crossposted from Mixed Race America (originally posted in March 2008)
I just returned from a conference, where I spoke on a panel about racial identities. I used a phrase, “racial pentagram” that someone, over lunch, asked me about. I confess–this is not a term that I coined; rather, I’ve seen it in more than one source, but I like using it because it conveys the sense of race that I want to get across–that we often talk, mysteriously and mystically, about race as this five-pronged entity, as if we can neatly divide people in the U.S. into these five categories: white, black, Native American, Asian American, and Latino. But of course, there are two main myths involved: these categories are not “pure”–after all, “Latino” is an amalgamation, in and of itself, of various indigenous, European, and African people who collided and co-habitated post-Columbian contact in South/North/Latin America and the Caribbean. And then there are people who bridge more than one of these prongs: mixed-race Americans.
At the conference it was clear that the people in attendance at the panel, and at the conference overall, wanted to move away from the notion of racial purity and to talk in more complex ways about race. But you know, even among academics immersed in this work, it’s hard to fully realize that race is both a fiction AND a fact of everyday life. And it’s hard to admit that even for those of us who make a living studying and reading and researching and writing about race–we still have our blind spots when it comes to talking about all this stuff.
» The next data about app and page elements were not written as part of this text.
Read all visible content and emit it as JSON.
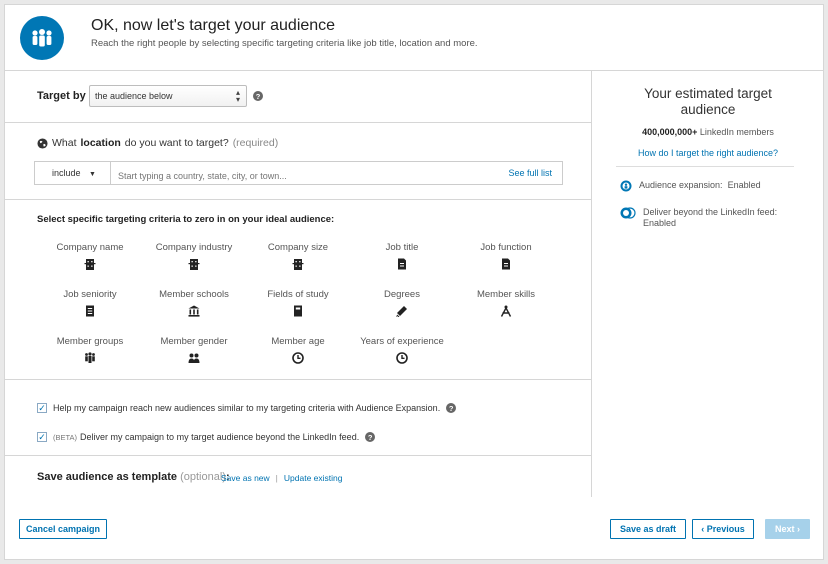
{
  "header": {
    "title": "OK, now let's target your audience",
    "subtitle": "Reach the right people by selecting specific targeting criteria like job title, location and more.",
    "logo_icon": "audience-people-icon"
  },
  "target_by": {
    "label": "Target by",
    "selected": "the audience below",
    "help": "?"
  },
  "location": {
    "prefix": "What",
    "keyword": "location",
    "suffix": "do you want to target?",
    "required": "(required)",
    "include": "include",
    "placeholder": "Start typing a country, state, city, or town...",
    "see_full_list": "See full list"
  },
  "criteria": {
    "title": "Select specific targeting criteria to zero in on your ideal audience:",
    "items": [
      {
        "label": "Company name",
        "icon": "building-icon"
      },
      {
        "label": "Company industry",
        "icon": "building-icon"
      },
      {
        "label": "Company size",
        "icon": "building-icon"
      },
      {
        "label": "Job title",
        "icon": "document-icon"
      },
      {
        "label": "Job function",
        "icon": "document-icon"
      },
      {
        "label": "Job seniority",
        "icon": "badge-icon"
      },
      {
        "label": "Member schools",
        "icon": "school-icon"
      },
      {
        "label": "Fields of study",
        "icon": "book-icon"
      },
      {
        "label": "Degrees",
        "icon": "diploma-icon"
      },
      {
        "label": "Member skills",
        "icon": "compass-icon"
      },
      {
        "label": "Member groups",
        "icon": "group-icon"
      },
      {
        "label": "Member gender",
        "icon": "gender-icon"
      },
      {
        "label": "Member age",
        "icon": "clock-icon"
      },
      {
        "label": "Years of experience",
        "icon": "clock-icon"
      }
    ]
  },
  "checks": {
    "expansion": "Help my campaign reach new audiences similar to my targeting criteria with Audience Expansion.",
    "beta_tag": "(BETA)",
    "beyond": "Deliver my campaign to my target audience beyond the LinkedIn feed."
  },
  "template": {
    "label": "Save audience as template",
    "optional": "(optional)",
    "colon": ":",
    "save_new": "Save as new",
    "update": "Update existing"
  },
  "sidebar": {
    "estimate_title": "Your estimated target audience",
    "members_count": "400,000,000+",
    "members_suffix": "LinkedIn members",
    "how_link": "How do I target the right audience?",
    "expansion": "Audience expansion:  Enabled",
    "beyond": "Deliver beyond the LinkedIn feed:  Enabled"
  },
  "footer": {
    "cancel": "Cancel campaign",
    "save_draft": "Save as draft",
    "previous": "‹ Previous",
    "next": "Next ›"
  },
  "colors": {
    "brand": "#0077b5",
    "link": "#0073b1",
    "next_disabled": "#a6d1ea"
  }
}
But I do think it’s important to do this work–to talk about it. I know that there are people who think that we are talked-out about race. And I think that there has been a proliferation of a certain type of conversation about race in the last 20 years–one that emphasizes a multicultural rhetoric more appropriate for tee-shirt slogans than honest dialogue. “Love sees no color” or “One world, one race” or “Kiss me I’m human” are nice, utopian sentiments but don’t push back on where we need to be pushed and don’t get at the issues of anger and frustration, fear and anxiety, that most everyone experiences when talking about race.
Interestingly enough, post-Obama “race” speech, there have been a slew of news pieces (tv, radio, print) about how we can have this “conversation on race” and how we can do it in a new way. Although there are some, who rightly are suspicious that this is just lip service and will go the way of the national dialogue on race that Bill Clinton initiated ten years ago, there are others (yours truly among them) who doesn’t want this moment to pass and to really PUSH to talk about it–because people already have been talking about it. We just haven’t figured out how to talk together.
Anyway, a few links to articles if you want to read more about the difficulty of talking about race but the desire to do so:
AP wire piece, “Where should conversation on race start”
New York Times editorial, “Race and the social contract”
and another New York Times article, “Who are we? New dialogue on mixed race”